Earlier in the week we thought that Sunday’s game against the ‘Ammers was going to be all about the prestigious ‘race for sixth place’, but it’s fair to say that events have overtaken us somewhat with the announcement that David Moyes is going to be the next manager of Manchester United.
We’ve said all along on this here blog that he would be leaving at the end of the season – his behaviour has made that crystal clear – but very few people will probably ever know just when he was sure he was going to land the big one. The timing of events does seem a little odd – you get the impression that Alex Ferguson and United have been hurried slightly, either by the threat of a leak or, perhaps, simply because the Scot wanted to have one last home game in charge that will be a celebration of him and his career.
That all leaves Everton in the slightly unusual position of having a manager in charge for their final fixtures who is already betrothed to someone else. How you choose to view that is up to yourself really, and is probably coloured by your overall opinion of Moyes. It’s either a slight on Everton and makes us look somehow ‘smalltime’ or, maybe, it’s just a more grown-up way of handling things than we normally see in British football.

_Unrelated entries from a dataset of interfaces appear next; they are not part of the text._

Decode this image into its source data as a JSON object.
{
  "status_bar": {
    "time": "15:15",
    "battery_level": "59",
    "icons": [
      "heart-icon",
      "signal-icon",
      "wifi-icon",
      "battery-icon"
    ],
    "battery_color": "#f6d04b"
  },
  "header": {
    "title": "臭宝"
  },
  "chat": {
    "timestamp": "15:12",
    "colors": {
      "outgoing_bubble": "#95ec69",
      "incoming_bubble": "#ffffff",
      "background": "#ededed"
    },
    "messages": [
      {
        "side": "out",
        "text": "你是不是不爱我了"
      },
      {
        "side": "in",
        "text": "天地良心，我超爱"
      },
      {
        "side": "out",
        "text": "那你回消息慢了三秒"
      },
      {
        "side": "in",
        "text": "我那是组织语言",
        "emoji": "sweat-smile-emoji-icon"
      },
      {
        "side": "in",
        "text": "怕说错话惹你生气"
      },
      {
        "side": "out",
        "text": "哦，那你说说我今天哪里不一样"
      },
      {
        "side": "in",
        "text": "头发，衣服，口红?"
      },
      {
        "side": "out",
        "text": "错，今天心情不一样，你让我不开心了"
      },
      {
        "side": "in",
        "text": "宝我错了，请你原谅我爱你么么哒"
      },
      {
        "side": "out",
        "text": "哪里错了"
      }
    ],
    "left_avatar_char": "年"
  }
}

There’s no need here to go over just how important Moyes has been to Everton over the last decade or so – he’s transformed the club so completely that it’s actually got to the point where his work is taken for granted. He has shaped the club through sheer force of will at times and what is concerning is that his absence leaves us with Bill Kenwright on the verge of tears and talking about going home to have a cup of tea and see the dogs. Moyes has been the one leader at Everton and all the board have really done is keep him sweet and let him crack on – that’s worked, and it’s perhaps the ideal way to run a club, but it makes succession planning a prickly task.

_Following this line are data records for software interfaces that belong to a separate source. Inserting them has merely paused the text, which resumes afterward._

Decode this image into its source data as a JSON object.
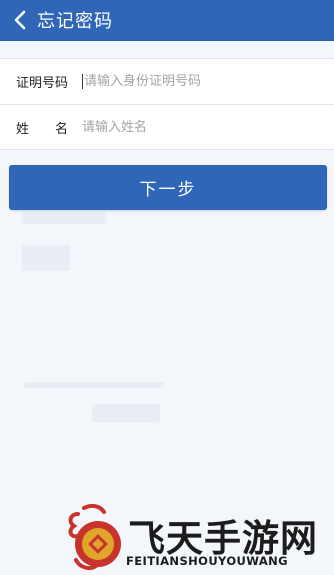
{
  "header": {
    "title": "忘记密码",
    "back_icon": "chevron-left-icon"
  },
  "form": {
    "id_label": "证明号码",
    "id_placeholder": "请输入身份证明号码",
    "name_label_first": "姓",
    "name_label_second": "名",
    "name_placeholder": "请输入姓名"
  },
  "actions": {
    "next_label": "下一步"
  },
  "watermark": {
    "title": "飞天手游网",
    "subtitle": "FEITIANSHOUYOUWANG"
  },
  "colors": {
    "brand": "#2f66b8",
    "background": "#f3f6fa",
    "watermark_red": "#c8342b",
    "watermark_gold": "#e0a52a"
  }
}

And the key word there is ‘planning’, because surely to fuck they have known that Moyes wasn’t going to stay on beyond this summer. To hear Kenwright talking now about assessing candidates is frightening. You can only hope that it’s all a front – perhaps because we don’t want to act like United and be seen to be approaching someone already in a job – and that a new manager is already lined up. You know all the names in the hat already – do any of them fill you with any confidence?
Whoever it is faces a very different but maybe just as daunting a task as Moyes does in his new role. At least at Old Trafford Moyes will have tons of support from within – at Everton you get the impression that the new man will be given a pass for the car park, get told where the fire exits are and then all eyes will be on him with pleading looks of ‘Well, what do we do now then boss?’

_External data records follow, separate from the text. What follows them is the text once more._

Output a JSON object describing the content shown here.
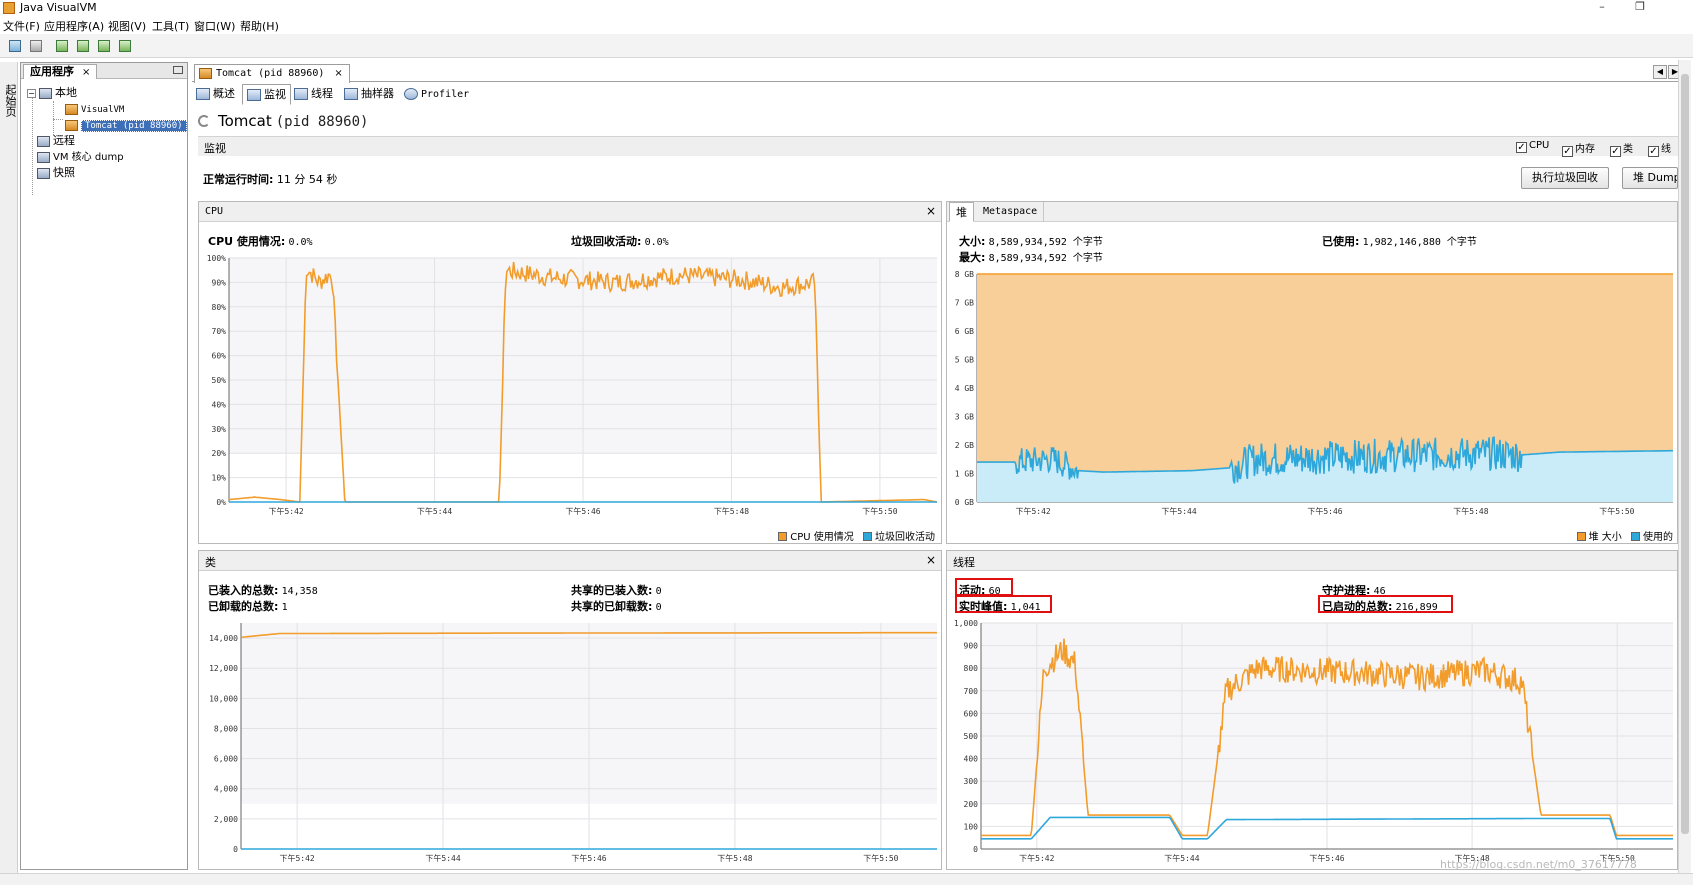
{
  "window": {
    "title": "Java VisualVM"
  },
  "menu": [
    "文件(F)",
    "应用程序(A)",
    "视图(V)",
    "工具(T)",
    "窗口(W)",
    "帮助(H)"
  ],
  "sidestrip": {
    "label": "起始页"
  },
  "left_panel": {
    "tab_label": "应用程序",
    "tree": {
      "local": "本地",
      "visualvm": "VisualVM",
      "tomcat": "Tomcat (pid 88960)",
      "remote": "远程",
      "vm_coredump": "VM 核心 dump",
      "snapshot": "快照"
    }
  },
  "doc_tab": {
    "label": "Tomcat (pid 88960)"
  },
  "sub_tabs": [
    "概述",
    "监视",
    "线程",
    "抽样器",
    "Profiler"
  ],
  "page": {
    "app_name": "Tomcat",
    "pid": "(pid 88960)"
  },
  "monitor": {
    "section_label": "监视",
    "checkboxes": [
      "CPU",
      "内存",
      "类",
      "线"
    ],
    "uptime_label": "正常运行时间:",
    "uptime_value": "11 分 54 秒",
    "gc_button": "执行垃圾回收",
    "dump_button": "堆 Dump"
  },
  "cpu_panel": {
    "title": "CPU",
    "cpu_usage_label": "CPU 使用情况:",
    "cpu_usage_value": "0.0%",
    "gc_activity_label": "垃圾回收活动:",
    "gc_activity_value": "0.0%",
    "legend": [
      "CPU 使用情况",
      "垃圾回收活动"
    ]
  },
  "heap_panel": {
    "tabs": [
      "堆",
      "Metaspace"
    ],
    "size_label": "大小:",
    "size_value": "8,589,934,592 个字节",
    "max_label": "最大:",
    "max_value": "8,589,934,592 个字节",
    "used_label": "已使用:",
    "used_value": "1,982,146,880 个字节",
    "legend": [
      "堆 大小",
      "使用的"
    ]
  },
  "classes_panel": {
    "title": "类",
    "loaded_label": "已装入的总数:",
    "loaded_value": "14,358",
    "unloaded_label": "已卸载的总数:",
    "unloaded_value": "1",
    "shared_loaded_label": "共享的已装入数:",
    "shared_loaded_value": "0",
    "shared_unloaded_label": "共享的已卸载数:",
    "shared_unloaded_value": "0"
  },
  "threads_panel": {
    "title": "线程",
    "live_label": "活动:",
    "live_value": "60",
    "peak_label": "实时峰值:",
    "peak_value": "1,041",
    "daemon_label": "守护进程:",
    "daemon_value": "46",
    "started_label": "已启动的总数:",
    "started_value": "216,899"
  },
  "time_ticks": [
    "下午5:42",
    "下午5:44",
    "下午5:46",
    "下午5:48",
    "下午5:50"
  ],
  "watermark": "https://blog.csdn.net/m0_37617778",
  "colors": {
    "orange": "#f29c2b",
    "blue": "#2ea7db",
    "heap_fill": "#f8cf98",
    "used_fill": "#c9ecf8",
    "highlight": "#e01010"
  },
  "chart_data": [
    {
      "type": "line",
      "title": "CPU",
      "x": [
        "下午5:42",
        "下午5:44",
        "下午5:46",
        "下午5:48",
        "下午5:50"
      ],
      "ylim": [
        0,
        100
      ],
      "y_ticks": [
        "0%",
        "10%",
        "20%",
        "30%",
        "40%",
        "50%",
        "60%",
        "70%",
        "80%",
        "90%",
        "100%"
      ],
      "series": [
        {
          "name": "CPU 使用情况",
          "color": "#f29c2b",
          "points": [
            [
              0,
              1
            ],
            [
              0.2,
              2
            ],
            [
              0.4,
              1
            ],
            [
              0.55,
              0
            ],
            [
              0.6,
              96
            ],
            [
              0.7,
              90
            ],
            [
              0.8,
              94
            ],
            [
              0.9,
              0
            ],
            [
              1.6,
              0
            ],
            [
              2.1,
              0
            ],
            [
              2.15,
              95
            ],
            [
              2.5,
              92
            ],
            [
              3,
              90
            ],
            [
              3.5,
              93
            ],
            [
              4,
              91
            ],
            [
              4.3,
              88
            ],
            [
              4.55,
              90
            ],
            [
              4.6,
              0
            ],
            [
              5.4,
              1
            ],
            [
              5.5,
              0
            ]
          ]
        },
        {
          "name": "垃圾回收活动",
          "color": "#2ea7db",
          "points": [
            [
              0,
              0
            ],
            [
              5.5,
              0
            ]
          ]
        }
      ]
    },
    {
      "type": "area",
      "title": "堆",
      "x": [
        "下午5:42",
        "下午5:44",
        "下午5:46",
        "下午5:48",
        "下午5:50"
      ],
      "ylim": [
        0,
        8
      ],
      "y_ticks": [
        "0 GB",
        "1 GB",
        "2 GB",
        "3 GB",
        "4 GB",
        "5 GB",
        "6 GB",
        "7 GB",
        "8 GB"
      ],
      "series": [
        {
          "name": "堆 大小",
          "color": "#f29c2b",
          "points": [
            [
              0,
              8
            ],
            [
              5.5,
              8
            ]
          ]
        },
        {
          "name": "使用的",
          "color": "#2ea7db",
          "points": [
            [
              0,
              1.4
            ],
            [
              0.3,
              1.4
            ],
            [
              0.6,
              1.5
            ],
            [
              0.8,
              1.1
            ],
            [
              1,
              1.05
            ],
            [
              1.7,
              1.1
            ],
            [
              2,
              1.2
            ],
            [
              2.2,
              1.5
            ],
            [
              3,
              1.6
            ],
            [
              4,
              1.7
            ],
            [
              4.3,
              1.65
            ],
            [
              4.6,
              1.75
            ],
            [
              5.5,
              1.8
            ]
          ]
        }
      ]
    },
    {
      "type": "line",
      "title": "类",
      "x": [
        "下午5:42",
        "下午5:44",
        "下午5:46",
        "下午5:48",
        "下午5:50"
      ],
      "ylim": [
        0,
        15000
      ],
      "y_ticks": [
        "0",
        "2,000",
        "4,000",
        "6,000",
        "8,000",
        "10,000",
        "12,000",
        "14,000"
      ],
      "series": [
        {
          "name": "已装入的总数",
          "color": "#f29c2b",
          "points": [
            [
              0,
              14050
            ],
            [
              0.3,
              14300
            ],
            [
              2.2,
              14330
            ],
            [
              5.5,
              14358
            ]
          ]
        },
        {
          "name": "共享的已装入数",
          "color": "#2ea7db",
          "points": [
            [
              0,
              0
            ],
            [
              5.5,
              0
            ]
          ]
        }
      ]
    },
    {
      "type": "line",
      "title": "线程",
      "x": [
        "下午5:42",
        "下午5:44",
        "下午5:46",
        "下午5:48",
        "下午5:50"
      ],
      "ylim": [
        0,
        1000
      ],
      "y_ticks": [
        "0",
        "100",
        "200",
        "300",
        "400",
        "500",
        "600",
        "700",
        "800",
        "900",
        "1,000"
      ],
      "series": [
        {
          "name": "活动",
          "color": "#f29c2b",
          "points": [
            [
              0,
              60
            ],
            [
              0.4,
              60
            ],
            [
              0.5,
              800
            ],
            [
              0.65,
              880
            ],
            [
              0.75,
              820
            ],
            [
              0.85,
              150
            ],
            [
              1.5,
              150
            ],
            [
              1.6,
              60
            ],
            [
              1.8,
              60
            ],
            [
              1.95,
              700
            ],
            [
              2.2,
              800
            ],
            [
              3,
              780
            ],
            [
              3.5,
              760
            ],
            [
              4,
              790
            ],
            [
              4.3,
              740
            ],
            [
              4.45,
              150
            ],
            [
              5,
              150
            ],
            [
              5.05,
              60
            ],
            [
              5.5,
              60
            ]
          ]
        },
        {
          "name": "守护进程",
          "color": "#2ea7db",
          "points": [
            [
              0,
              45
            ],
            [
              0.4,
              45
            ],
            [
              0.55,
              140
            ],
            [
              1.5,
              140
            ],
            [
              1.6,
              45
            ],
            [
              1.8,
              45
            ],
            [
              1.95,
              130
            ],
            [
              4.45,
              135
            ],
            [
              5,
              135
            ],
            [
              5.05,
              45
            ],
            [
              5.5,
              45
            ]
          ]
        }
      ]
    }
  ]
}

Maybe that’s unfair to the Blues, but that’s the impression they give at the moment. Kenwright or even Robert Elstone needs to be ‘on the front foot’ here and projecting the image at least that some cunt is in charge, even if it’s just to give the next manager a chance. He has to look like the man they have had earmarked for ages, not simply ‘the easiest one to get at short notice’ like Walter Smith. He’s hobbled straight out of the gate if they do that.
There’s a time and a place for Kenwright’s homespun ‘luvviness’ and this is absolutely not it.
As for Moyes and United, well, they are getting an outstanding manager who will almost certainly be a success there. It will be interesting to see how he copes with instantly becoming one of the most famous people in the world and front page news, but he has shown while dealing with some big challenges at Everton that he is a very quick learner and brilliant at adapting. He’s certainly a far better choice for United than Jose Mourinho – Rafa in nicer knitwear – and why fans of any club, never mind a proper one like United, are so desperate to touch the hem of that poisonous little narcissist’s garment is a perpetual mystery.
There are certainly interesting times ahead for all concerned.